“The story about WLB and his discoveries, his scientific achievements, especially those leading to many Nobel Prizes, have been well documented. However little has been made known about Alice. Fortunately, both left behind hitherto unpublished autobiographies, which reveal much about their personalities and the events that shaped their lives.
“WLB’s account begins with his early years in Australia, his move to England and his famous discovery, followed by his close involvement in his work during Wold War I, where his experiments on sound-ranging enabled the enemy guns to be located with some precision. This is described in much detail.

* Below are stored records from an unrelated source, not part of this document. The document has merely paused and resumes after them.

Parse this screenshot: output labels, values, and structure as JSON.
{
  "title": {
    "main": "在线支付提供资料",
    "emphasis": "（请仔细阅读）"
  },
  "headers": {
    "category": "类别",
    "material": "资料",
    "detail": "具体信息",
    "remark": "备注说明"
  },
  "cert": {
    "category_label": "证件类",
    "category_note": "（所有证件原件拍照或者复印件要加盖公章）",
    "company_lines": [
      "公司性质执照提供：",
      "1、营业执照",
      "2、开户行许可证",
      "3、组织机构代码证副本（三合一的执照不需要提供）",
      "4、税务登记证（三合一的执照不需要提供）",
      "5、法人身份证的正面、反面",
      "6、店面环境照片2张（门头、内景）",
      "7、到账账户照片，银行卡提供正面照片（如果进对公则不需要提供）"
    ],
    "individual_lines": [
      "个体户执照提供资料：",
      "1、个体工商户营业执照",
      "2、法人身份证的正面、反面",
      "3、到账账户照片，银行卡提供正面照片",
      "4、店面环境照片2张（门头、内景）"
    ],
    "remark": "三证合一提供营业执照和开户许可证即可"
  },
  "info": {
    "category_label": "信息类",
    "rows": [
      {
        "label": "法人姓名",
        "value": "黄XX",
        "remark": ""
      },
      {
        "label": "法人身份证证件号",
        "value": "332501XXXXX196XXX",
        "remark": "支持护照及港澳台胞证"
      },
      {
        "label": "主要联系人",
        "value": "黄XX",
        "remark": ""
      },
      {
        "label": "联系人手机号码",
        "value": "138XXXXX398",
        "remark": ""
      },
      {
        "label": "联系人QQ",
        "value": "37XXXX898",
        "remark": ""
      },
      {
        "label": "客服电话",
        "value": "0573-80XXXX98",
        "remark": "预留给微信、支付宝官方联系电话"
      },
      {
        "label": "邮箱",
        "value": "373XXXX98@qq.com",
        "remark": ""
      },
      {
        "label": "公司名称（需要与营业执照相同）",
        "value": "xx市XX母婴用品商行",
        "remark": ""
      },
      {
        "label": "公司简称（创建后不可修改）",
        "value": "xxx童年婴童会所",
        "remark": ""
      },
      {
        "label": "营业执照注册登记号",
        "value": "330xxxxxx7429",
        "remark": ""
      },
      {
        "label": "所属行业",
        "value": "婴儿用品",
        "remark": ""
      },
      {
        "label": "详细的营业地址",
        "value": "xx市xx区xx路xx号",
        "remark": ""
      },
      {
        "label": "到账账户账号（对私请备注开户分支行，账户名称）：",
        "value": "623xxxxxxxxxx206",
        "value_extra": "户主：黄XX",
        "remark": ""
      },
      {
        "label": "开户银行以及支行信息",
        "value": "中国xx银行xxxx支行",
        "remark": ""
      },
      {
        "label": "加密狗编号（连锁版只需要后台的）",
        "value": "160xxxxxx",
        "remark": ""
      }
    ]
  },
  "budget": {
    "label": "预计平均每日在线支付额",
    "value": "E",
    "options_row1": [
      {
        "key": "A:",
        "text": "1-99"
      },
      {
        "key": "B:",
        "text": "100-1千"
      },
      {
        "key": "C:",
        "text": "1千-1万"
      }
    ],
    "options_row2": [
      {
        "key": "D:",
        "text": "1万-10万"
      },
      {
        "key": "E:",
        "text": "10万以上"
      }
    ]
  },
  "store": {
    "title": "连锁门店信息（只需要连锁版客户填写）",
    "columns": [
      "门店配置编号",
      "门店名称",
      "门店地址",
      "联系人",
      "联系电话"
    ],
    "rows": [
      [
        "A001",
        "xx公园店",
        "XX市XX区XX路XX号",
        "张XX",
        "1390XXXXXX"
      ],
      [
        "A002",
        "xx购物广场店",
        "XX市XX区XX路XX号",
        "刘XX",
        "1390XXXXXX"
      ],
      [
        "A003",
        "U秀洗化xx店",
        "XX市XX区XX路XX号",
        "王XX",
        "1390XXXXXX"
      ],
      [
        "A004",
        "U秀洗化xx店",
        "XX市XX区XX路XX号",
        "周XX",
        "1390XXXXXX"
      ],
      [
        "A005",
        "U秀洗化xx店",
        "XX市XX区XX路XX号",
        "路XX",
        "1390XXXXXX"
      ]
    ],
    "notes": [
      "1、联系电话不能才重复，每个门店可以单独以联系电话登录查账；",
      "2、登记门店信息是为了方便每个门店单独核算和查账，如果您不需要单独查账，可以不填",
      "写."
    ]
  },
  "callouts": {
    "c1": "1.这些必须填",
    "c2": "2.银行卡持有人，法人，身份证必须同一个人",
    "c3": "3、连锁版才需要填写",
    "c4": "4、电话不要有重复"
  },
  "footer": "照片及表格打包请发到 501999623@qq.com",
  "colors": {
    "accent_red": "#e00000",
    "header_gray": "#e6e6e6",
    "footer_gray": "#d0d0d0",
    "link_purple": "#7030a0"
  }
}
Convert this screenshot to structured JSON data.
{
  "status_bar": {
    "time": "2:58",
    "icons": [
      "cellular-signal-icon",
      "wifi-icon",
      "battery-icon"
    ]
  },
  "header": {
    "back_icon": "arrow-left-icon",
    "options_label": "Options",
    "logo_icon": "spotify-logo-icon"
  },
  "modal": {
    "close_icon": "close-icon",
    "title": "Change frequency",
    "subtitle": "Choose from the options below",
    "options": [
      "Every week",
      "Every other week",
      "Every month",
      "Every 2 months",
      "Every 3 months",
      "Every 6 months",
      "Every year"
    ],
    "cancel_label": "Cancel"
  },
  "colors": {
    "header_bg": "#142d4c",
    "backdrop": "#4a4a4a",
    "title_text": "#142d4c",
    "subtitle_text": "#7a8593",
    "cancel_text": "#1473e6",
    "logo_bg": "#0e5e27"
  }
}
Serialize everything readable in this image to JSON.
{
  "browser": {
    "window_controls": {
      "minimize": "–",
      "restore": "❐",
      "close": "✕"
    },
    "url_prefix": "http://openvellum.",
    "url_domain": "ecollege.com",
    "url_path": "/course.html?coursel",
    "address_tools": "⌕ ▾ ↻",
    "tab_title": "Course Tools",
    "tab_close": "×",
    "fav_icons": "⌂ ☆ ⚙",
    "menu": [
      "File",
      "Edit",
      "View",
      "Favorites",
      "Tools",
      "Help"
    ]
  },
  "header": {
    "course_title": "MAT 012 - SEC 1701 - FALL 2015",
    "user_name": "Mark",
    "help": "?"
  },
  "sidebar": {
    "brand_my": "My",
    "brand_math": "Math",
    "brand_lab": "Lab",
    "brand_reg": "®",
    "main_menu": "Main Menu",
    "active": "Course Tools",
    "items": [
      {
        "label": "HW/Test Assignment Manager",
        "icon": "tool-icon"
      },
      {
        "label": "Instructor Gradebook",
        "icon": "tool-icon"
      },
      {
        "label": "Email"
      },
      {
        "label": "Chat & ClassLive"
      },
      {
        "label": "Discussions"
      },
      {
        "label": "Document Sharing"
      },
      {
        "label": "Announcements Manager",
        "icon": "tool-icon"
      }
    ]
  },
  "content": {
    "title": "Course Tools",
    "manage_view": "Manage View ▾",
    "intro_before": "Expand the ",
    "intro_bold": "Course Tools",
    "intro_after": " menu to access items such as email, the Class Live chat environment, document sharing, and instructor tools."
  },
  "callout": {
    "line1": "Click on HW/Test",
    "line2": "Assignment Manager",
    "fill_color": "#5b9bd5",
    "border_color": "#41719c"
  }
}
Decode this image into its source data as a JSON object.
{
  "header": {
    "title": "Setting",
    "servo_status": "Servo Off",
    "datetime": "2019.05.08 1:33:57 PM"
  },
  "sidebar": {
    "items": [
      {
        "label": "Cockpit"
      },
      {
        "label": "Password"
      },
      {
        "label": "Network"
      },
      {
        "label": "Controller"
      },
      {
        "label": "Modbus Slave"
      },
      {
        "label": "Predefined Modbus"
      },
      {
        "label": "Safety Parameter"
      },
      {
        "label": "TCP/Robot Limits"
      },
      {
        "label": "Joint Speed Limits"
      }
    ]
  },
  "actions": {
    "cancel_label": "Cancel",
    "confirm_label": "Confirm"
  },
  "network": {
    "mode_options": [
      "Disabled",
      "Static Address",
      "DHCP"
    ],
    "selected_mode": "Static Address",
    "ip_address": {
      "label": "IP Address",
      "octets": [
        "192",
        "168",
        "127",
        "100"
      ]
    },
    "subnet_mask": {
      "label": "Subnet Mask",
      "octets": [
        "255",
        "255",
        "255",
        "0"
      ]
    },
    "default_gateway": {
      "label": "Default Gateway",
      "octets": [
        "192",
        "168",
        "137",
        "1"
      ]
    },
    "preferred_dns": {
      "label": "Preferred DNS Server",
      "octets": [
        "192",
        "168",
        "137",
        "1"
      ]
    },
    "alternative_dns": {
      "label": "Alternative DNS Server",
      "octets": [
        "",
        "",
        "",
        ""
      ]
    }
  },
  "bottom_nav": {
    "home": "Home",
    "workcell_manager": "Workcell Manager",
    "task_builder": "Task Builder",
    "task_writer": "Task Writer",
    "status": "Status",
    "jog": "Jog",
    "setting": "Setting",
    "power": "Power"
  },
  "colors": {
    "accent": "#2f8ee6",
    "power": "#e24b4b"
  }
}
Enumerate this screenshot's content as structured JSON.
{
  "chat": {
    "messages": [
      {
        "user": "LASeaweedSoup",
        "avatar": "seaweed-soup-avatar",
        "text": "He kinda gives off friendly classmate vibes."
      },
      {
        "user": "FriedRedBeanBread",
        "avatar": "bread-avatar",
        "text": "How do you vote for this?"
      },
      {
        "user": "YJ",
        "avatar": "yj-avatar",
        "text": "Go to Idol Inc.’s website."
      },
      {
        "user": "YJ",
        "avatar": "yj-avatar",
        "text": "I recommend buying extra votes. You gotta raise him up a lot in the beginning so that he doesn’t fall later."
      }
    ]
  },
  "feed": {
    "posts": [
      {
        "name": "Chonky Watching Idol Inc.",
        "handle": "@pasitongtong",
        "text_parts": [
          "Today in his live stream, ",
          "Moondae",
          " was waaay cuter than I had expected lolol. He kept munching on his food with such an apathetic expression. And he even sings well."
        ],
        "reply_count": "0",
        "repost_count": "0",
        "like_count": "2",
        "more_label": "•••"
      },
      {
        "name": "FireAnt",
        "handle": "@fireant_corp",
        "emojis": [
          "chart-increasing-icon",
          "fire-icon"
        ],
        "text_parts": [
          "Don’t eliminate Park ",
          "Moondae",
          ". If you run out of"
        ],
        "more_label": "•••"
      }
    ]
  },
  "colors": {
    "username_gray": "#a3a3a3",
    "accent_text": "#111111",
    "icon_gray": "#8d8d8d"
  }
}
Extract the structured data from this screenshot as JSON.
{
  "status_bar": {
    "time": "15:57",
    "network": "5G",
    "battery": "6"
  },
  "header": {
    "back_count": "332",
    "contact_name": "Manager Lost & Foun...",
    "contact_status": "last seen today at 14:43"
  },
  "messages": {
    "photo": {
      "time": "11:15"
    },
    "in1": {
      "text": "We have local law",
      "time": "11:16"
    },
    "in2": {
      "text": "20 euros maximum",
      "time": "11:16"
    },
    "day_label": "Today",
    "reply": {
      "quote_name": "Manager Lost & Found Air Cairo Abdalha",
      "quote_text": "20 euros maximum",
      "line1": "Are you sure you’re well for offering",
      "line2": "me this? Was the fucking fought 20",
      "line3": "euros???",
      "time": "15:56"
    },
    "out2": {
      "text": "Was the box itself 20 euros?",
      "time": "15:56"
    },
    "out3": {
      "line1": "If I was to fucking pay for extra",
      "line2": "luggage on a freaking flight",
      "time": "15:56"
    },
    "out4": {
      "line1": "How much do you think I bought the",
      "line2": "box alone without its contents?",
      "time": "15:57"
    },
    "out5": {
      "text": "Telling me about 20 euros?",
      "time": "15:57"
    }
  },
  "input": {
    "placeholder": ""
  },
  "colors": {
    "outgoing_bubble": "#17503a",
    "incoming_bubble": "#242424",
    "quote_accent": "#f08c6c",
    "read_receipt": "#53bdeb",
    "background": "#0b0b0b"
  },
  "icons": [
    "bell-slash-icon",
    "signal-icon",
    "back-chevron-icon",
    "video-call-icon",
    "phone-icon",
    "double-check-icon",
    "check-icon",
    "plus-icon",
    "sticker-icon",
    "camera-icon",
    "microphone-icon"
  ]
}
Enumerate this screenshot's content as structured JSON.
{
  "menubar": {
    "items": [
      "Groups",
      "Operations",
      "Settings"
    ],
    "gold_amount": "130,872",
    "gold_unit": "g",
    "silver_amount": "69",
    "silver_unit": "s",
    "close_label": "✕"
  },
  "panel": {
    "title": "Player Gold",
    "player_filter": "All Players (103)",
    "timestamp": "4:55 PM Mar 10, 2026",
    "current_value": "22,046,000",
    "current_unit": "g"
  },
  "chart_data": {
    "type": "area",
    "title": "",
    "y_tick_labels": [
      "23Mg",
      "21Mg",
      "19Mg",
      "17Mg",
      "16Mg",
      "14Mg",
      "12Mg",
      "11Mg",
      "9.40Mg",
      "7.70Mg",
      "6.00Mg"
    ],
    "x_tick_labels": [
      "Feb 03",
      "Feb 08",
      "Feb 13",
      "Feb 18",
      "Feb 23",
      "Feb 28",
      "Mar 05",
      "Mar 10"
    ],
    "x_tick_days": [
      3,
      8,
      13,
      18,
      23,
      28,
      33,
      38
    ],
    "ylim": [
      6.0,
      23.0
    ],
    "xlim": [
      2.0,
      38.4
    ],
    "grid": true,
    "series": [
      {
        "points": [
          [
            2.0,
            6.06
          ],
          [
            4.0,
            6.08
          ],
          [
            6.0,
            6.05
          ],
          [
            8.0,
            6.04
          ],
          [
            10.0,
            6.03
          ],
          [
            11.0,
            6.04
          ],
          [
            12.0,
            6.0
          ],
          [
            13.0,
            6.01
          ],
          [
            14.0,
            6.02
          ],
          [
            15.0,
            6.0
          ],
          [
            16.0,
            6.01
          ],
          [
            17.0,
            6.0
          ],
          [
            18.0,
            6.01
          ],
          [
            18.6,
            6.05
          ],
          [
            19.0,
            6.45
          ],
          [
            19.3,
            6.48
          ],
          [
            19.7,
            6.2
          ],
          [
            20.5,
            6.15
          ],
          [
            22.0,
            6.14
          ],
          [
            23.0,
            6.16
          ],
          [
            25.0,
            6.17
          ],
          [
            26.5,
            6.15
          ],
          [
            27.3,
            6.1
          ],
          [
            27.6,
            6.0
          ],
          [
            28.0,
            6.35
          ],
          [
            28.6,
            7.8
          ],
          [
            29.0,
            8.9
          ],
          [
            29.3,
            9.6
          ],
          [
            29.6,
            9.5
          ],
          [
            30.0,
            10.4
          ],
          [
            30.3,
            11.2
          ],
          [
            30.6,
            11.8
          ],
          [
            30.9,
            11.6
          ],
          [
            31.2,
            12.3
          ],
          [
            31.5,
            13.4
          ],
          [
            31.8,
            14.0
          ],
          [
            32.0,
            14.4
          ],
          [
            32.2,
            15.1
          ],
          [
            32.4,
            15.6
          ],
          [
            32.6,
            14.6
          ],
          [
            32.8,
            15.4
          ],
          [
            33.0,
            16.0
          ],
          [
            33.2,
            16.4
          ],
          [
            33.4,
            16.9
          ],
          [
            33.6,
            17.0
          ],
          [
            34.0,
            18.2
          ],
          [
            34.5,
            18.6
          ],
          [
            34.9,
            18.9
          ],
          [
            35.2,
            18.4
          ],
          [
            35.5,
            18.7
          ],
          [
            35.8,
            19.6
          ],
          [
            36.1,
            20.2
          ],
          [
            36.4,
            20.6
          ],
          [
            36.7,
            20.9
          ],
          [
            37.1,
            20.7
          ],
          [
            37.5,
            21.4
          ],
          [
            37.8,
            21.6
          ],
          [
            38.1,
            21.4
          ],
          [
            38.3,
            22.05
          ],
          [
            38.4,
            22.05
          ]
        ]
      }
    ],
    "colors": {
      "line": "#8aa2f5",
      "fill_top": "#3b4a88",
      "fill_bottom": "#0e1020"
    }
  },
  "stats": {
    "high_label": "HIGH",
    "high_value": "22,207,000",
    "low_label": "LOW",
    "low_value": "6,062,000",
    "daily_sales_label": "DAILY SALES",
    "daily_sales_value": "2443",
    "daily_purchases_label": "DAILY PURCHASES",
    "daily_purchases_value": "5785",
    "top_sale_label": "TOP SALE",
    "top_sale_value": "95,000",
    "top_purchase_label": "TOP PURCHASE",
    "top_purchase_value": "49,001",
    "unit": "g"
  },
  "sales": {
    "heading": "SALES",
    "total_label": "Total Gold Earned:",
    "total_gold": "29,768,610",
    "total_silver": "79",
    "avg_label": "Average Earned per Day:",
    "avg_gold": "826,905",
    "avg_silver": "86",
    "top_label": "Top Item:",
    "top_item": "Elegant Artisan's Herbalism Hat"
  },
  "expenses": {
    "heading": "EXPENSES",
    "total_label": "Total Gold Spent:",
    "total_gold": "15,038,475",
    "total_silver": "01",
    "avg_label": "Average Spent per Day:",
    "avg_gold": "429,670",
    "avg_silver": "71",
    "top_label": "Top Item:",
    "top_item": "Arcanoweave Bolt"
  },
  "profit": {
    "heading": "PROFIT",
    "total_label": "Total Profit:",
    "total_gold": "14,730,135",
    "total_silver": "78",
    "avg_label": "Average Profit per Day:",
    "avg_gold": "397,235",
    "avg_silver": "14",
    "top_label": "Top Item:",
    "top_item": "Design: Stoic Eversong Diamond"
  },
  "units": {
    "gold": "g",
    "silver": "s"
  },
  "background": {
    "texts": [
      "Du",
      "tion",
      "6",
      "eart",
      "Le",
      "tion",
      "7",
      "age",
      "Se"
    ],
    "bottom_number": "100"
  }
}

His autobiography is accompanied by many of his sketches made during his extensive travels, and he describes the many famous people whom he met and with whom he worked. Alice’s autobiography gives much detail about her early family members, some of whom were part of the German upper classes. She describes their personalities as well as their idiosyncrasies. After her marriage to WLB, she immersed herself in public duties, becoming Mayor of Cambridge, and Chair of the Marriage Guidance Council, among many other activities. She is particularly revealing about her attitudes to certain individuals within the Royal Society, who shunned her husband after he took over the Directorship of the Royal Institution following a rancorous affair that ended with the ousting of the previous Director. She has interesting comments to make too over WLB’s controversial willingness to write a Foreword to James Watson’s famous book, The Double Helix, in which WLB was compared unflatteringly to Colonel Blimp. Watson has since claimed that it was Lady Bragg who persuaded her husband to write this, but in her autobiography she makes it clear that it was WLB’s decision alone.
“WLB will be remembered, not only for his scientific research, but also for his impact on the many schoolchildren who attended his Schools’ Lectures at the Royal Institution. Approximately 20,000 children attended each year over a ten-year period. These lectures were filled with amazing practical demonstrations covering all areas of science. WLB used to say that he wanted to show science to children.
“WLB and his father can truly be said to have transformed all our lives, for their work has enabled us to understand the structures of metals, organic and inorganic compounds, pharmaceuticals, proteins, viruses, and just about everything that exists in solid form. It is interesting to speculate what the world would look like had WLB not made his discovery so long ago” Glazer, ‘William Lawrtence Bragg and Crystallography,’ blog.oup.com/2015/08/lawrence-bragg-crystallography/).
Pp. 43-57 in Proceedings of the Cambridge Philosophical Society, Vol. XVII, Part 1. 8vo, pp. 159. Original printed wrappers (front wrapper with library ink stamp and a few tiny chips to edges).